Critical thinking is regarded as a key competency for all staff, with particular relevance to graduates and managers. In fact, the Department of Labor identified critical thinking as the raw material that underlies fundamental workplace competencies, such as problem solving, decision making, planning, and risk management.
With globalization and the increased speed of business, employees at every level are facing a flow of information ever increasing in its intensity.
Critical thinking is an organized and disciplined way of thinking. It is:
Critical Thinking is an intellectual skill.
It’s about you
Work settings are changing rapidly, and employees are moving into new roles, often with limited direction. Employees can no longer rely on others to make key decisions. They often must make them on their own, and quickly. The decisions have to be good ones.
Good decisions require focusing on the most relevant information, asking the right questions, and separating reliable facts from false assumptions – all elements of critical thinking.
Critical Thinking is here to stay
Study after study has confirmed that the skills gap is real for both the current leadership pipeline within organizations and for the talent pool accessed by recruiters.
Specifically, when it comes to skills like critical thinking, it is consistently rated by employers as being a skill of increasing importance, and yet a recent study showed 49% of employers rate their employees’ critical thinking skills as only average or below average.
Additionally, even though in higher education there has been a concerted effort to focus on critical thinking as a measurable outcome, employers are not seeing the results.
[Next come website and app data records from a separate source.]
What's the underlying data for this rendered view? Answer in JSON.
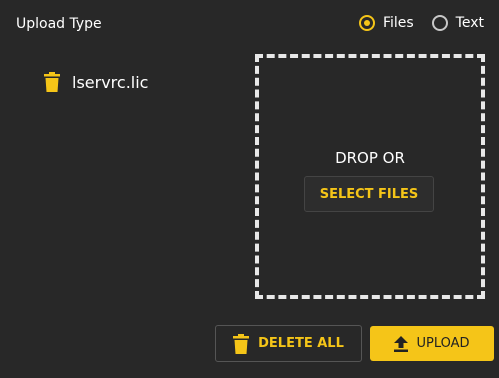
{
  "header": {
    "upload_type_label": "Upload Type"
  },
  "upload_type": {
    "options": [
      {
        "label": "Files",
        "selected": true
      },
      {
        "label": "Text",
        "selected": false
      }
    ]
  },
  "files": [
    {
      "name": "lservrc.lic",
      "icon": "trash-icon"
    }
  ],
  "drop_zone": {
    "text": "DROP OR",
    "select_button_label": "SELECT FILES"
  },
  "actions": {
    "delete_all_label": "DELETE ALL",
    "delete_all_icon": "trash-icon",
    "upload_label": "UPLOAD",
    "upload_icon": "upload-icon"
  },
  "colors": {
    "background": "#282828",
    "accent": "#f5c518",
    "text": "#ffffff",
    "border": "#e8e8e8"
  }
}
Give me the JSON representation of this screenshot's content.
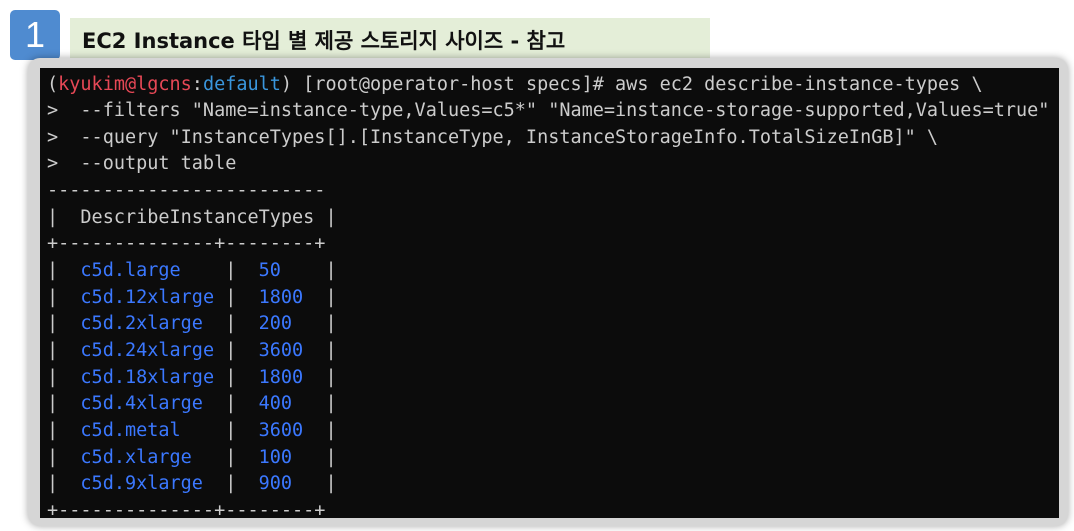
{
  "step": {
    "number": "1"
  },
  "title": "EC2 Instance 타입 별 제공 스토리지 사이즈 - 참고",
  "terminal": {
    "prompt_open": "(",
    "prompt_user": "kyukim@lgcns",
    "prompt_sep": ":",
    "prompt_ctx": "default",
    "prompt_rest": ") [root@operator-host specs]# aws ec2 describe-instance-types \\",
    "cont_lines": [
      ">  --filters \"Name=instance-type,Values=c5*\" \"Name=instance-storage-supported,Values=true\" \\",
      ">  --query \"InstanceTypes[].[InstanceType, InstanceStorageInfo.TotalSizeInGB]\" \\",
      ">  --output table"
    ],
    "table_top": "-------------------------",
    "table_title_row": "|  DescribeInstanceTypes |",
    "table_sep": "+--------------+--------+",
    "table_bottom": "+--------------+--------+",
    "rows": [
      {
        "type": "c5d.large",
        "size": "50"
      },
      {
        "type": "c5d.12xlarge",
        "size": "1800"
      },
      {
        "type": "c5d.2xlarge",
        "size": "200"
      },
      {
        "type": "c5d.24xlarge",
        "size": "3600"
      },
      {
        "type": "c5d.18xlarge",
        "size": "1800"
      },
      {
        "type": "c5d.4xlarge",
        "size": "400"
      },
      {
        "type": "c5d.metal",
        "size": "3600"
      },
      {
        "type": "c5d.xlarge",
        "size": "100"
      },
      {
        "type": "c5d.9xlarge",
        "size": "900"
      }
    ],
    "colors": {
      "user": "#e74856",
      "context": "#3a96dd",
      "values": "#3b78ff",
      "text": "#cccccc",
      "background": "#0c0c0c"
    }
  }
}
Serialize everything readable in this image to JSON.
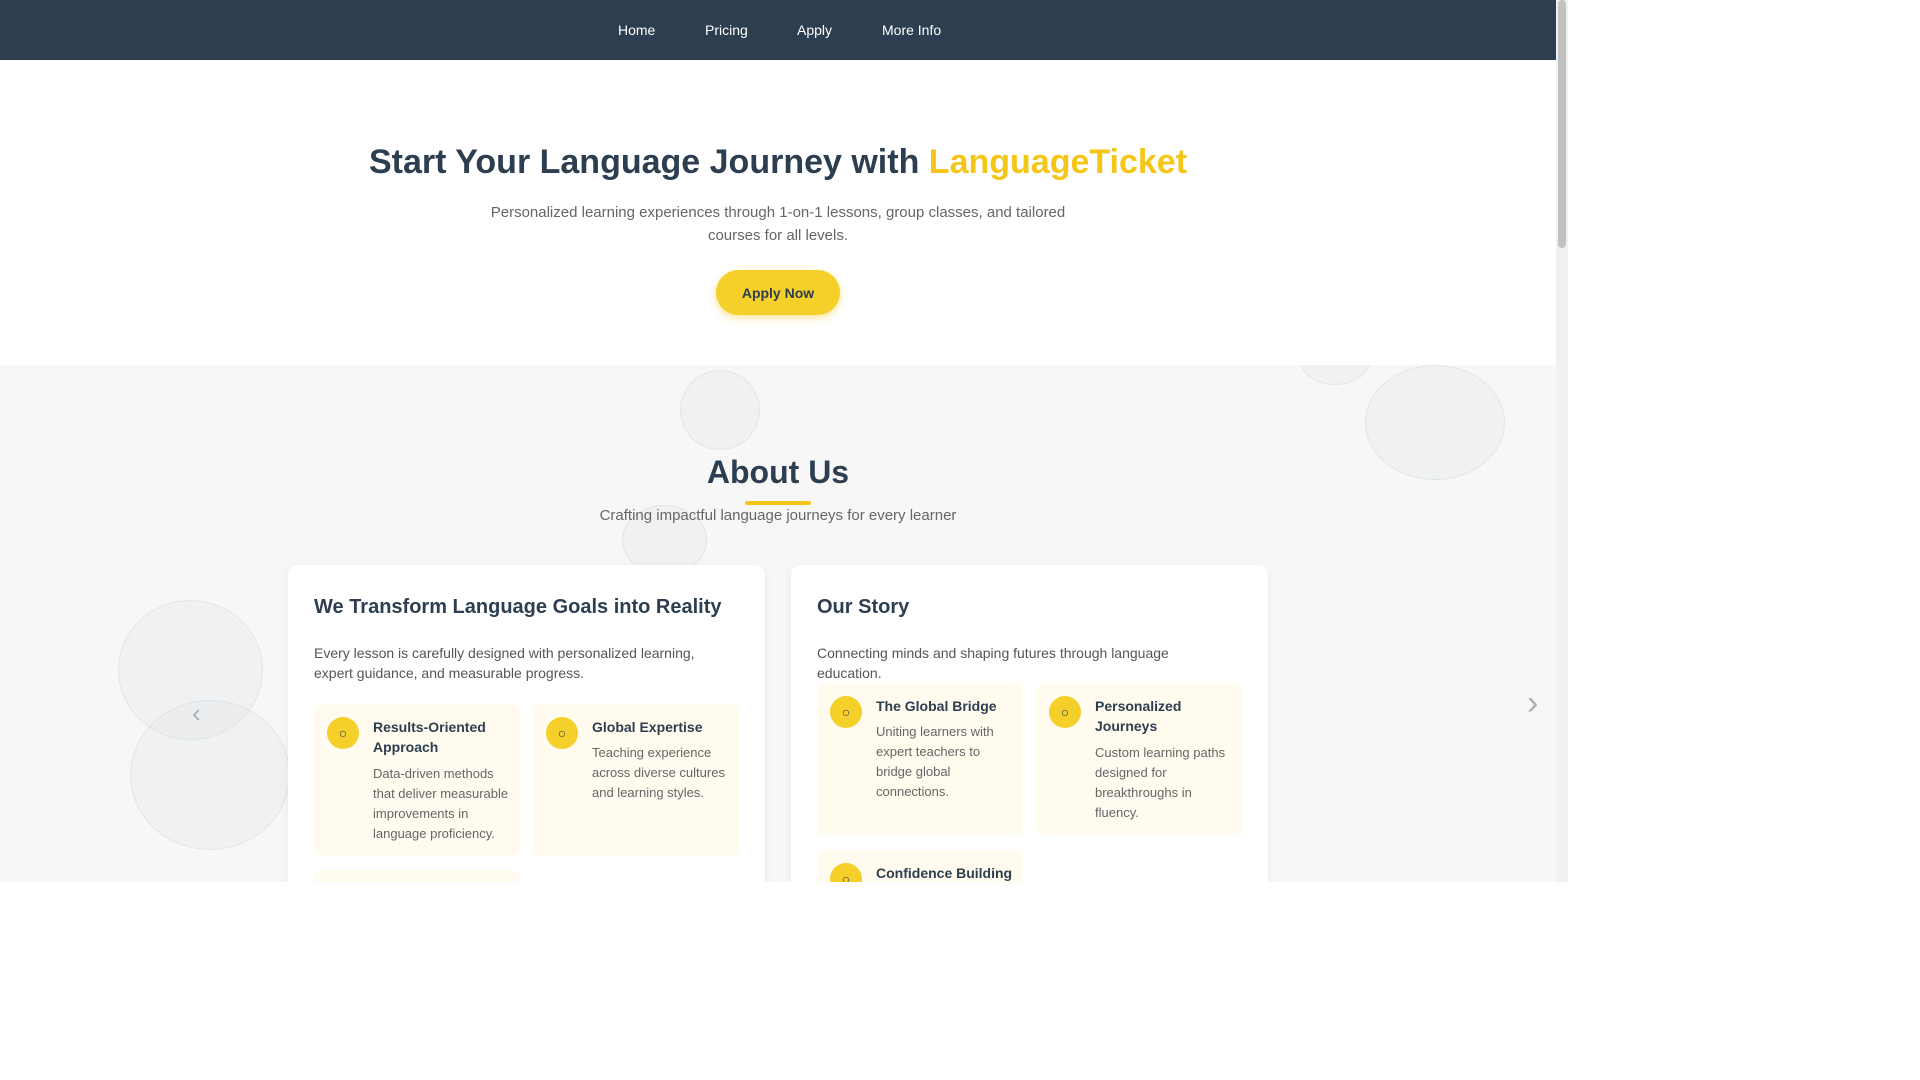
{
  "nav": {
    "items": [
      "Home",
      "Pricing",
      "Apply",
      "More Info"
    ]
  },
  "hero": {
    "title_prefix": "Start Your Language Journey with ",
    "title_brand": "LanguageTicket",
    "subtitle": "Personalized learning experiences through 1-on-1 lessons, group classes, and tailored courses for all levels.",
    "cta_label": "Apply Now"
  },
  "about": {
    "title": "About Us",
    "subtitle": "Crafting impactful language journeys for every learner",
    "left_card": {
      "title": "We Transform Language Goals into Reality",
      "text": "Every lesson is carefully designed with personalized learning, expert guidance, and measurable progress.",
      "features": [
        {
          "title": "Results-Oriented Approach",
          "text": "Data-driven methods that deliver measurable improvements in language proficiency."
        },
        {
          "title": "Global Expertise",
          "text": "Teaching experience across diverse cultures and learning styles."
        }
      ]
    },
    "right_card": {
      "title": "Our Story",
      "text": "Connecting minds and shaping futures through language education.",
      "features": [
        {
          "title": "The Global Bridge",
          "text": "Uniting learners with expert teachers to bridge global connections."
        },
        {
          "title": "Personalized Journeys",
          "text": "Custom learning paths designed for breakthroughs in fluency."
        },
        {
          "title": "Confidence Building",
          "text": ""
        }
      ]
    }
  },
  "icons": {
    "feature_icon": "feature-icon",
    "prev_arrow": "chevron-left-icon",
    "next_arrow": "chevron-right-icon"
  },
  "colors": {
    "nav_bg": "#2c3e50",
    "accent": "#f5c518",
    "button": "#f5d02a",
    "feature_bg": "#fffbef",
    "section_bg": "#f7f7f7"
  }
}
Employers claim that the critical thinking skills gap is a significant problem with new hires, specifically in recent graduates. In fact, only 28% of employers rated 4-year graduates as having “Excellent” critical thinking skills. So, the burden and expense of training/developing those skills rests on the employers.
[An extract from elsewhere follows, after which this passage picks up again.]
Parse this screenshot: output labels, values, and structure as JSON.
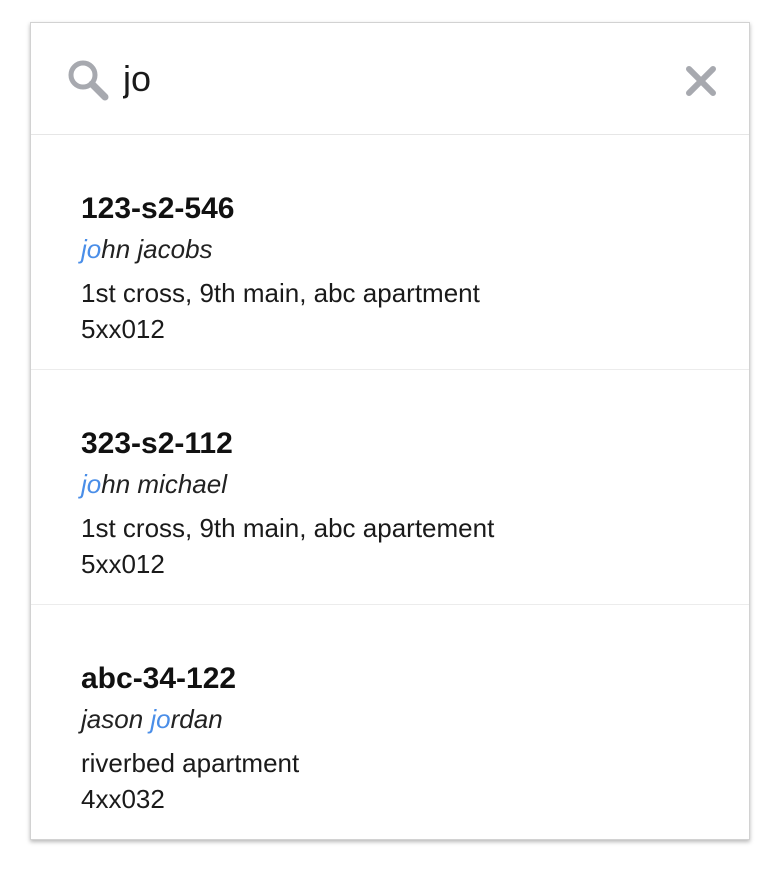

Ask any executive about the importance of critical thinking, and you will hear nothing but support and admiration for this essential skill. Most (69%) will even tell you about how they assess critical thinking skills in the selection process.
Measuring Critical Thinking
The Watson-Glaser Critical Thinking Appraisal is known as the global gold-standard measure of an individual’s ability to think critically. The Watson-Glaser™ II Critical Thinking Appraisal is the leading critical thinking test used to assess and develop decision making skills and judgment.
It is available as a 30 minute online test or in print and scores are based on the easy-to-follow RED Model of Critical Thinking:
- Recognize Assumptions: Separate fact from opinion
- Evaluate Arguments: Impartially evaluate arguments and suspend judgment
- Draw Conclusions: Decide your course of action.
- Assesses critical thinking ability and decision making
- Predicts judgment, problem solving, creativity, openness to experience & more
- Long history of use in business, government, and education
- Correlates with other leading ability and personality tests
- Online administration at TalentLens.com - Register now and start assessing
- Quick 40-item, multiple choice test with many reporting options
Research conducted in recent years by Pearson, as well as by a variety of independent academics, has shown that people who score well on critical thinking assessment are also rated by their supervisors as having:
- Good analysis and problem-solving skills
- Good judgment and decision making
- Good overall job performance
- The ability to evaluate the quality of information presented
- Job knowledge
- The potential to move up within the organization
Critical thinking, perhaps more than any other business skill set, can make the difference between success and failure. Fortunately, these skills are not out of reach – they are readily available to employees at all levels. Once gained, critical thinking skills last a lifetime, and become a powerful asset for organizations seeking a competitive edge.
Learn about the benefits of using Watson-Glaser when assessing candidates and developing leaders.
Learn more about critical thinking by downloading the Think About It! eBook.
Editor’s Note: Breanne Harris is the Solutions Architect for Pearson TalentLens. She works with customers to design selection and development plans that incorporate critical thinking assessments and training. She has a Master’s degree in Organizational Psychology and has experience in recruiting, training, and HR consulting. She is the chief blogger for Critical Thinkers and occasionally posts at ThinkWatson. Connect with her on LinkedIn and Twitter for more of her thoughts.